Brawny Cabernets tend to spend about two years in barrel. When it comes time to bottle, vintners usually want about 25 to 40 ppm of free sulfite. That's enough to slow oxidation and inhibit unwanted microbial activity, such as Brettanomyces, a spoilage yeast, which can impart pronounced leather and barnyard character.
At bottling, different wines require sulfites for different reasons. Reds, due to their tannin and pigmentation compounds (anthocyanins), are more resistant to oxidation than most whites; but reds are more susceptible to microbes because they usually have less acidity. Late-harvest wines demand the highest levels, typically more than 50 mg/l free sulfites (sugar tends to bind with sulfites, and vintners need an ample sulfite supply to shut down microbes, which might otherwise wreak havoc gorging on the residual sugar).
Whether introduced during fermentation, barrel-aging or bottling, sulfur is an integral part of the winemaking process at the vast majority of wineries. Although its power and utility in stabilizing wines is unmatched, a few hardy producers embrace a noninterventionist philosophy that frowns on sulfite additions.
Amity Vineyards in Yamhill, Ore., offers an assortment of organic wines, one of which is also made without added sulfites. Called Eco-Wine, it's a Pinot Noir with a youthful, fruity style.
"Asthmatics are some of our most ardent customers. They'll buy 15 cases," says Myron Redford, owner and winemaker at Amity. "But they're a very small number. There is also a huge number of people who think they're allergic to sulfites, who blame sulfites for any reaction to wine."
Redford started the Eco-Wine label in 1990, at which time sulfite additions were not permitted for organic certification (current regulations allow a maximum of 100 mg/l added sulphites, with no more than 35 mg/l of free sulfites permitted at bottling).
Winemaking without sulfites can be a zero-sum game. Redford must take special care when handling the Eco-Wine: it can't withstand any time in barrel without oxidizing, and in order to eliminate potential microbial problems, he performs a tight filtration, which can reduce richness and complexity.
The rare cases in which individuals suffer allergic reactions to sulfites notwithstanding, most vintners agree that eliminating sulfite additions is both unwise and unnecessary. "There's a tendency to polarize these issues, to make it black and white," says Ramey. "But it's not; it's a question of being judicious. Let's not throw out the baby with the bath water."
- Wine Spectator, Feb. 2003, "Inside Wine: Sulfites"
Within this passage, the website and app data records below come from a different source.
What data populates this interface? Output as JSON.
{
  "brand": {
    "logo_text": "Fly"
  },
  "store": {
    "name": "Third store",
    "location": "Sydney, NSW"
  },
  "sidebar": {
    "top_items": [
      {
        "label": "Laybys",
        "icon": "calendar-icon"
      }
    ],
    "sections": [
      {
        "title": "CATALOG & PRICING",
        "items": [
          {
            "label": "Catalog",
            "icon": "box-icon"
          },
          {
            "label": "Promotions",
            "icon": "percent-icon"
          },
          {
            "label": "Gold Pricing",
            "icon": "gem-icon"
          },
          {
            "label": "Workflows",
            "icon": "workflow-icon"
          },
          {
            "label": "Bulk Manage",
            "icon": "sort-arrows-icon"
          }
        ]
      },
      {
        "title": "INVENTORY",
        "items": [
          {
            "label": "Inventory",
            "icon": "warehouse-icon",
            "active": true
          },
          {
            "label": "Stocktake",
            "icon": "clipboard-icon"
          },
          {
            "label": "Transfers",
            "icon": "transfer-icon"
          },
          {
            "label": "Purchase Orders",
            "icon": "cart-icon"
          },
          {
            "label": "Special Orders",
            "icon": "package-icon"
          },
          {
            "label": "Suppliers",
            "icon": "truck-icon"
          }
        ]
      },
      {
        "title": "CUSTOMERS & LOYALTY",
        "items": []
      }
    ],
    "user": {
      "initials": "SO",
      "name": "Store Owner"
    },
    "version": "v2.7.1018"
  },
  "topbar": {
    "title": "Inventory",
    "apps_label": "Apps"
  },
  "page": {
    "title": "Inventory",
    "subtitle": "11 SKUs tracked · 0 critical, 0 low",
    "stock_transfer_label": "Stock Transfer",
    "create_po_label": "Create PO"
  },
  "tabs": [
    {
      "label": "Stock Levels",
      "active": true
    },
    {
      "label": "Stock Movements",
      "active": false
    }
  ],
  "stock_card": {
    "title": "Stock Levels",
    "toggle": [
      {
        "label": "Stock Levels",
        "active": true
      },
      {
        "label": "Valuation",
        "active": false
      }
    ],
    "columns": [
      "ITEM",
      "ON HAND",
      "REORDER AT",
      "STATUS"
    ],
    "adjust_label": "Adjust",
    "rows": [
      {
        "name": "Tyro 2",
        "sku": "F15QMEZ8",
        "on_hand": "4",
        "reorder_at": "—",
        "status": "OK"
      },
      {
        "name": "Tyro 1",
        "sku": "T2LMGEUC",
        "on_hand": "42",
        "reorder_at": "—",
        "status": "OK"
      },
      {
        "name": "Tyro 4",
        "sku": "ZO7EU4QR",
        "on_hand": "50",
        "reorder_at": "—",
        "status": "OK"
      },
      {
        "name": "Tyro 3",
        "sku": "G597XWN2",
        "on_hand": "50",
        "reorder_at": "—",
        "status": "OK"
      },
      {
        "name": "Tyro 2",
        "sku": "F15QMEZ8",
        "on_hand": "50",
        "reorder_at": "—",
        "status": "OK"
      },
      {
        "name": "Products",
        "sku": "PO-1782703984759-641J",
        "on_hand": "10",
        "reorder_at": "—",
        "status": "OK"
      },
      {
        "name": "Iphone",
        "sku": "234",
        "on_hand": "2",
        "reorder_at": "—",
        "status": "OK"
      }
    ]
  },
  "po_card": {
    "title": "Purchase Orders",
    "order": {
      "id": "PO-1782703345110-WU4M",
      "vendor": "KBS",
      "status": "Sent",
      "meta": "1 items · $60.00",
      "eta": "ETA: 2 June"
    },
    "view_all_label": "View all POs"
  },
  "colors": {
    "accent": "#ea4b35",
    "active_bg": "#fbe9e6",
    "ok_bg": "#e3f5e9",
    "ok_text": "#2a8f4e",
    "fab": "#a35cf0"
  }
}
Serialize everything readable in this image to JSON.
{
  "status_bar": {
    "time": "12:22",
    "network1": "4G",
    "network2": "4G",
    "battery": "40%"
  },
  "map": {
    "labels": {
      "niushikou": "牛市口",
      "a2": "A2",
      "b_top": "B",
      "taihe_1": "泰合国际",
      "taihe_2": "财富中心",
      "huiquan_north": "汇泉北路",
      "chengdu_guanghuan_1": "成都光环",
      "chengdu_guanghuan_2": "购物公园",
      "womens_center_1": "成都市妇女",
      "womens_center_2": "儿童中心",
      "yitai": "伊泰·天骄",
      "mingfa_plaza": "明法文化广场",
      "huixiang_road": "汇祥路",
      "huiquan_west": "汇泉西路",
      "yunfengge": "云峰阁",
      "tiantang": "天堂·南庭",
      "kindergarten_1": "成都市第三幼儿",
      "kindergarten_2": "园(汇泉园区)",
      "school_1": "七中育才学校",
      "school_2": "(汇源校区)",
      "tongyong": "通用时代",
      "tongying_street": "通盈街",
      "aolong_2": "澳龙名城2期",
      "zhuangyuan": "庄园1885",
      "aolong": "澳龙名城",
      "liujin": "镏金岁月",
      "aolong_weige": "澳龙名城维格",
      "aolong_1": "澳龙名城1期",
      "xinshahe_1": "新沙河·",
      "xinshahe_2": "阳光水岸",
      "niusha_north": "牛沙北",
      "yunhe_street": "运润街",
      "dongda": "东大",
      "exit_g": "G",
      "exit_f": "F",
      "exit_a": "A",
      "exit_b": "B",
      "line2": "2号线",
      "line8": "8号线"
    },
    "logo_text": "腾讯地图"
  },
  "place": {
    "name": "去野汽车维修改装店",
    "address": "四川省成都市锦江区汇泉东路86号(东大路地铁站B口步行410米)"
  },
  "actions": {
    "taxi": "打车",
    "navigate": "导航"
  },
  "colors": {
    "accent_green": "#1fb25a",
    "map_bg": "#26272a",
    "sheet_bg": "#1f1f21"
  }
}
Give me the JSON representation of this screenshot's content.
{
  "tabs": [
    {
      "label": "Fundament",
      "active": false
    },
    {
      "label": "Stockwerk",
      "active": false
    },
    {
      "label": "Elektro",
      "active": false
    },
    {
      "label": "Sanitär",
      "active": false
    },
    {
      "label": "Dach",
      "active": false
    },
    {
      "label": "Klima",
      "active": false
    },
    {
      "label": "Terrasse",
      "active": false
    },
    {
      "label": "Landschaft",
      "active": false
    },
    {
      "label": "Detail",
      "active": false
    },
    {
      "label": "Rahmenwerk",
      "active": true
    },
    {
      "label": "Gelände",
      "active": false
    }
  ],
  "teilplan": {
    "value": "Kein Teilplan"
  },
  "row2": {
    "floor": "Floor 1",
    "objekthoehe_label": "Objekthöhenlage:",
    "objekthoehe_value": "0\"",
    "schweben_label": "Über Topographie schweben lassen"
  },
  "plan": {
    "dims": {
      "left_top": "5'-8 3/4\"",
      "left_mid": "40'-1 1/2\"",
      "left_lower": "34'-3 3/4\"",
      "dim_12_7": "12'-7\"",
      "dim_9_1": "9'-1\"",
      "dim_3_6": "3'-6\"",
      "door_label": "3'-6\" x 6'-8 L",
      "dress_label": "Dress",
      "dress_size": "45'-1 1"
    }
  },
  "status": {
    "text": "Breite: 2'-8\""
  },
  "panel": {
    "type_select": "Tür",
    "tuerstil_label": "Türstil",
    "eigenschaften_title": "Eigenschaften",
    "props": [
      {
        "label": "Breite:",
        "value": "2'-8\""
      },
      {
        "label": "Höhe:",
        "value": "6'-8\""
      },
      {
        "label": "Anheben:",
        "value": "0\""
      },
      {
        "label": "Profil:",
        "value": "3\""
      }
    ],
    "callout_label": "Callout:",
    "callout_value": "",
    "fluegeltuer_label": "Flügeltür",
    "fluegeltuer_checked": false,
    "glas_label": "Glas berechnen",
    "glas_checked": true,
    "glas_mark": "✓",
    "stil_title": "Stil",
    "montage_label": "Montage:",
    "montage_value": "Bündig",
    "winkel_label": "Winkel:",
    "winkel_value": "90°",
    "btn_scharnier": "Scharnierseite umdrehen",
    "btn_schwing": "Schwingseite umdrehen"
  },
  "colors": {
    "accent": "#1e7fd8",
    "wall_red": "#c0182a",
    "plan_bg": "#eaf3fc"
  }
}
No comments:

Post a Comment

About This Blog

Come follow our home winemaking journey starting with fresh grapes from California in fall 2010.
Powered by Blogger.
Heinsohn's Country Store
Heinsohn's Country Store
- Find all the products to make country living a lot easier and a WHOLE LOT more fun!
Food and Wine Blogs
OnToplist is optimized by SEO
Add blog to our blog directory.

  © Blogger template Foam by 2009

Back to TOP